adjective, plain·er, plain·est.
Origin of plain1
Synonyms for plain
Antonyms for plain
Related Words for plainnessperspicuity, evidence, articulateness, purity, openness, lucidness, perceptibility, palpability, pellucidity, exactness, accuracy, simplicity, limpidity, precision, tangibility, lucidity, definition, distinctness, brightness, exactitude
Examples from the Web for plainness
Historical Examples of plainness
Under the circumstances, it is surprising how much of plainness women have preserved.The Bacillus of Beauty
Neatness was at all times my pride; but now plainness was the conformity to necessity.Beaux and Belles of England
For my part, there isn't one of them bates the Manx itself for plainness.The Manxman
Its plainness troubled him, but its cleanliness was unquestionable.The Golden Woman
They fascinated him till their plainness to his sight gave him a conviction that there was danger there.Chance
- the unmarked white ball, as distinguished from the spot balls
- the player using this ball
Word Origin for plain
Word Origin for plain
c.1300, "flat, smooth," from Old French plain "flat, smooth, even" (12c.), from Latin planus "flat, even, level" (see plane (n.1)). Sense of "evident" is from, c.1300; that of "free from obstruction" is early 14c.; meaning "simple, sincere, ordinary" is recorded from late 14c., especially of dress, "unembellished, without decoration."
In reference to the dress and speech of Quakers, it is recorded from 1824; of Amish and Mennonites, from 1894 (in the Dutch regions of Pennsylvania Plain with the capital is shorthand adjective for "Amish and Old Order Mennonite"). Of appearance, as a euphemism for "ill-favored, ugly" it dates from 1749. Of envelopes from 1913. As an adverb from early 14c. Plain English is from c.1500. Plain dealer "one who deals plainly or speaks candidly" is from 1570s, marked "Now rare" in OED 2nd edition. To be as plain as the nose on (one's) face is from 1690s.

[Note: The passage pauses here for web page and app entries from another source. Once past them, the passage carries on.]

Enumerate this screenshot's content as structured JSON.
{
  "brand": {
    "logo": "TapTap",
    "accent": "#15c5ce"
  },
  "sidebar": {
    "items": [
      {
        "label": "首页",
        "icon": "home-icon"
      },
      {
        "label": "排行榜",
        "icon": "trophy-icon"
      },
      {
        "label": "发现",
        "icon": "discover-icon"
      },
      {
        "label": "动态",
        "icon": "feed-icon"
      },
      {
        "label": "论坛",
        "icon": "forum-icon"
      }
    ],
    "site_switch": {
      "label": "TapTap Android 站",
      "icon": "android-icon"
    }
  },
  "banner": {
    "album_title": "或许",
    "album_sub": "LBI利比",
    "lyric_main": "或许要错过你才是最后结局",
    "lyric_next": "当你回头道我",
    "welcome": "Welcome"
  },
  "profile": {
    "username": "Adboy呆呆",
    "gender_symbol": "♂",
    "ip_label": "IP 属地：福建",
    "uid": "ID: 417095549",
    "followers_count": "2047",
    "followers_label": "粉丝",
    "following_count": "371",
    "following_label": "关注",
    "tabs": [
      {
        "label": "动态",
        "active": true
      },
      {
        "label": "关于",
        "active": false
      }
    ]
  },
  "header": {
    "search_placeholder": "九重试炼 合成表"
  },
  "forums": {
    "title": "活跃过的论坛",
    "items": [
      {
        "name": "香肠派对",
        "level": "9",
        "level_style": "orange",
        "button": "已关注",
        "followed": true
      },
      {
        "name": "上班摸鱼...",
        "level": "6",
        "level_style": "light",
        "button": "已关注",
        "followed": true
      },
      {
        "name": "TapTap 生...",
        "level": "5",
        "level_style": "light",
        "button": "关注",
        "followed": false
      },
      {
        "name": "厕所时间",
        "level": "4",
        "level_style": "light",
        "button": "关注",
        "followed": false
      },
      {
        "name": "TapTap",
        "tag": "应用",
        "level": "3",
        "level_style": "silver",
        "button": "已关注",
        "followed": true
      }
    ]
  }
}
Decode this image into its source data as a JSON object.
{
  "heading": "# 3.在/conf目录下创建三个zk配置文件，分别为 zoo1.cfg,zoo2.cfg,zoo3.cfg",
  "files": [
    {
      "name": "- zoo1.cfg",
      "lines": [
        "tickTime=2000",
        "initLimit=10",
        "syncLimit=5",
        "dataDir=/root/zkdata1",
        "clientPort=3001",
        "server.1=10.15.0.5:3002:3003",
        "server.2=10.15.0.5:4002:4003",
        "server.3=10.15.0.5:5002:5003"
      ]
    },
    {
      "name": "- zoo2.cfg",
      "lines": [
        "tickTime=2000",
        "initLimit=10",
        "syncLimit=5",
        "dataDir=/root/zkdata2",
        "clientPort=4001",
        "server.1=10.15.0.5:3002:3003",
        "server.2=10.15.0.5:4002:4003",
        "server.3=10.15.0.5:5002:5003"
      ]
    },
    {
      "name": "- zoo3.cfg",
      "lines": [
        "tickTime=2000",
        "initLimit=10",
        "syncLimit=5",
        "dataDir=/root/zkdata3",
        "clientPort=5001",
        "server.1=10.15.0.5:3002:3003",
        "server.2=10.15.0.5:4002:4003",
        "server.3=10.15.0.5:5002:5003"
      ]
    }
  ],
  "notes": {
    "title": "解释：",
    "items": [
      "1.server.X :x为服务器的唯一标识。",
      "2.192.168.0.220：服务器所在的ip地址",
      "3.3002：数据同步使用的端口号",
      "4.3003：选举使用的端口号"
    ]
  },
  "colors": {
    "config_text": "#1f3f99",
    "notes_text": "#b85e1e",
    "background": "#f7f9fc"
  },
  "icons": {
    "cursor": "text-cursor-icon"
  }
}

"level country," c.1300 (in reference to Salisbury Plain), from Old French plain "open countryside," from Latin planum "level ground, plain," noun use of neuter of planus (adj.) "flat, even, level" (see plane (n.1)). Latin planum was used for "level ground" but much more common was campus.
In addition to the idioms beginning with plain
- plain as day
- plain sailing
- in plain English